Jock Elliott rises above 30,000 participants to win world’s largest speech contest

RANCHO SANTA MARGARITA, Calif., Aug. 22, 2011 /PRNewswire/ — In a speech underscoring the value of close connections with family and friends, Jock Elliott, a Toastmaster from Bongaree, Queensland, Australia, won the final round of the ToastmastersWorld Championship of Public Speaking on Saturday, Aug. 20. Elliott, along with eight other final contestants, reached the championship round after several eliminating rounds that began six months ago with 30,000 participants from 116 countries.

“We often don’t look after the people who really matter in our lives the way we need to,” Elliott said. His speech resonated with a capacity crowd of nearly 2,000 listeners from around the world who attended the contest held at the Bally’s Las Vegas Hotel & Casino in Las Vegas, Nevada. The core message of his winning speech was about maintaining relationships with, “the friends of my blood which is about family, friends of my time which is about the people I’ve grown up with and shared experiences with, and friends of my heart, who have shared my life emotionally.”

A veteran competitor, Elliott joined Toastmasters 36 years ago and competed in nearly 380 Toastmasters speech contests before reaching his lifelong goal of earning the title of World Champion of Public Speaking. In his acceptance speech, he said, “Thank you for more than a lifetime of challenge, opportunity and friendship.” A six-time World Champion finalist, Elliott said if he had won this award five or 20 years ago, “I might have been a richer speaker but not a better speaker.”

A speech coach by trade, Elliott offers the following advice: “A good speech is like a good book or a good song. It’s memorable and creates an emotional connection.”

Speakers delivered five- to seven-minute speeches on wide-ranging topics, and were judged on content, organization and delivery.

Elliott claimed the title of 2011 World Champion of Public Speaking during the Toastmasters International Convention, held in Las Vegas, Nevada, U.S., Aug. 17-20.

Second- and third-place winners in the Toastmasters World Championship of Public Speaking were Kwong Yue Yang of Guangzhou, Guangdong, China, with his speech, “Fortune Cookie,” and Scott Pritchard of Las Vegas, Nevada, with his speech titled “Roscoe’s Words.”

About Toastmasters International

Toastmasters International is a nonprofit educational organization that teaches public speaking and leadership skills through a worldwide network of clubs. Founded in October 1924, the organization currently has more than 270,000 members in 13,000 clubs in 116 countries.
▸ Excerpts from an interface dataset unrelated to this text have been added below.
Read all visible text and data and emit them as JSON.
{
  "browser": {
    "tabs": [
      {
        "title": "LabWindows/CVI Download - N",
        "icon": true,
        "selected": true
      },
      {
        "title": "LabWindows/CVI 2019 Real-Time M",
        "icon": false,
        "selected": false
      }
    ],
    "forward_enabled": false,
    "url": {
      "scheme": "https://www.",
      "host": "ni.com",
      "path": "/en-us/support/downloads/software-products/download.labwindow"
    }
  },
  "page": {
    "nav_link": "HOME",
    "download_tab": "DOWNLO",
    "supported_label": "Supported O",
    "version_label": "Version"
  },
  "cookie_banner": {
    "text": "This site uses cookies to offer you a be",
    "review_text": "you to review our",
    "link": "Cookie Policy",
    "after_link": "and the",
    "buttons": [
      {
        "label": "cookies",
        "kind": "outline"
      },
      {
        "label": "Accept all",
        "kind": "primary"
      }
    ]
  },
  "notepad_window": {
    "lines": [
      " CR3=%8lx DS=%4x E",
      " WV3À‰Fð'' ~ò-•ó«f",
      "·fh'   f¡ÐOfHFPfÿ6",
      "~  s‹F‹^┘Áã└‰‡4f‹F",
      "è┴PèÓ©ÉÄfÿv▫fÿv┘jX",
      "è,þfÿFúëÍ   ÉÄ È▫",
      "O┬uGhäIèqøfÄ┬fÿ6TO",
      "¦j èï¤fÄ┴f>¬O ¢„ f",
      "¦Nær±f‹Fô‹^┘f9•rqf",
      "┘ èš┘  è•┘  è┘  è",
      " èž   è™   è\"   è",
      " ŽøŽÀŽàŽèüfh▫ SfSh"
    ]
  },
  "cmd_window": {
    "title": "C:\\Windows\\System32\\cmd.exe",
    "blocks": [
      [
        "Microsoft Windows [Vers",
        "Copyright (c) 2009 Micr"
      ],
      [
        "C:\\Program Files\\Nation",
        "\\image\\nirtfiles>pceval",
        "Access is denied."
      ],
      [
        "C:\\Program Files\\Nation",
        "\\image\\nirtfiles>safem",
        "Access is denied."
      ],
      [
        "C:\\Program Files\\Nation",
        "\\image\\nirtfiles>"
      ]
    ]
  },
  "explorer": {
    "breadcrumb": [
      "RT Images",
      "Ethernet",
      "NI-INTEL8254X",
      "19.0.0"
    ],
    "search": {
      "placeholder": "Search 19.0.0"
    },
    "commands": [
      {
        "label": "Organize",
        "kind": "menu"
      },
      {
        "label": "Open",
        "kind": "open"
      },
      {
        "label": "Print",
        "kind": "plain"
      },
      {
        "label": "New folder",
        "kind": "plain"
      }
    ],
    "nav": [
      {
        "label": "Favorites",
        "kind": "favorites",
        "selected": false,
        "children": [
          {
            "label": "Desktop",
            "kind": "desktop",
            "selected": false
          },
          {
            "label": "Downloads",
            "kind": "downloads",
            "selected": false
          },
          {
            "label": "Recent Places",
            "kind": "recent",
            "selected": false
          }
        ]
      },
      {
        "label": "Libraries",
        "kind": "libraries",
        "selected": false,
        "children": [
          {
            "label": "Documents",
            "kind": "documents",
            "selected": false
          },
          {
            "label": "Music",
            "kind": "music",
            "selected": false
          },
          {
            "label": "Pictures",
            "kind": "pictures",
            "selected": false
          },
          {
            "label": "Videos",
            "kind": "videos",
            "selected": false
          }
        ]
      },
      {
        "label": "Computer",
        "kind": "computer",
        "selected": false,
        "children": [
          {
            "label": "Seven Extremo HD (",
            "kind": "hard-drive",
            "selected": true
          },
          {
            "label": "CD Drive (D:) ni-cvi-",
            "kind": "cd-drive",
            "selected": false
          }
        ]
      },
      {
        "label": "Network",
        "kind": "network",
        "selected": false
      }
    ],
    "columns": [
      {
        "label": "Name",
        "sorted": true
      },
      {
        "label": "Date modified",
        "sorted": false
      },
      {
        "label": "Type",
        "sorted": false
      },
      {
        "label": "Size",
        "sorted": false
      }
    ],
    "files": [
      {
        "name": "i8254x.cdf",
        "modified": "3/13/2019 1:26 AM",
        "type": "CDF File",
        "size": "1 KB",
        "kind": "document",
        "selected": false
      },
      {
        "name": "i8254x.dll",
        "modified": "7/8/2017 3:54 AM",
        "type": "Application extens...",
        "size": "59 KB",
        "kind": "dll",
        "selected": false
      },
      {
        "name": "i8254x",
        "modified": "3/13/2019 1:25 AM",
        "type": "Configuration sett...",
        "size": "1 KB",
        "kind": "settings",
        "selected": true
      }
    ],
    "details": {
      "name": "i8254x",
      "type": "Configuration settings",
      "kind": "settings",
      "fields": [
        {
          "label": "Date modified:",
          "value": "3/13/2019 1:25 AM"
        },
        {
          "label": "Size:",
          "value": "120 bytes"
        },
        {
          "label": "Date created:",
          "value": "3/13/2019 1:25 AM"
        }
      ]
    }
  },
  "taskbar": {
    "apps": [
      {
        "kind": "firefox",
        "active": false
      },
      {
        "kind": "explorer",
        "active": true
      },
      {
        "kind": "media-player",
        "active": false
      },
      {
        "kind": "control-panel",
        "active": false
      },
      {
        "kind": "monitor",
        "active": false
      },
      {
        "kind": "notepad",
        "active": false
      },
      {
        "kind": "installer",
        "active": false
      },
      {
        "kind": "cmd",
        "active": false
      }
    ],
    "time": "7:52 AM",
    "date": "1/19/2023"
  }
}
Each week, Toastmasters helps more than a quarter million people of every ethnicity, education level and profession build their competence in communication so they can gain the confidence to lead others. For information about local Toastmasters clubs, please visit
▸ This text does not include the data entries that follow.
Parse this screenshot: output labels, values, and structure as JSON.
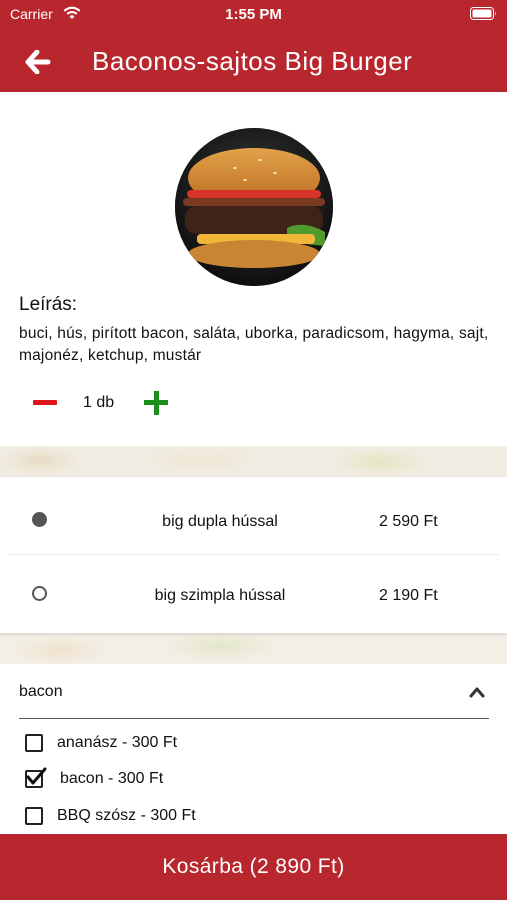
{
  "status_bar": {
    "carrier": "Carrier",
    "time": "1:55 PM"
  },
  "header": {
    "title": "Baconos-sajtos Big Burger",
    "back_icon": "arrow-left-icon",
    "color": "#b8262e"
  },
  "product": {
    "image": "burger-photo",
    "description_heading": "Leírás:",
    "description": "buci, hús, pirított bacon, saláta, uborka, paradicsom, hagyma, sajt, majonéz, ketchup, mustár"
  },
  "quantity": {
    "value": "1 db",
    "minus_icon": "minus-icon",
    "plus_icon": "plus-icon"
  },
  "variants": [
    {
      "name": "big dupla hússal",
      "price": "2 590 Ft",
      "selected": true
    },
    {
      "name": "big szimpla hússal",
      "price": "2 190 Ft",
      "selected": false
    }
  ],
  "extras": {
    "selected_group": "bacon",
    "options": [
      {
        "label": "ananász - 300 Ft",
        "checked": false
      },
      {
        "label": "bacon - 300 Ft",
        "checked": true
      },
      {
        "label": "BBQ szósz - 300 Ft",
        "checked": false
      }
    ]
  },
  "cart_button": {
    "label": "Kosárba (2 890 Ft)"
  }
}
SOURCE Toastmasters International

For further information: Katie Ferguson, +1-949-858-8255,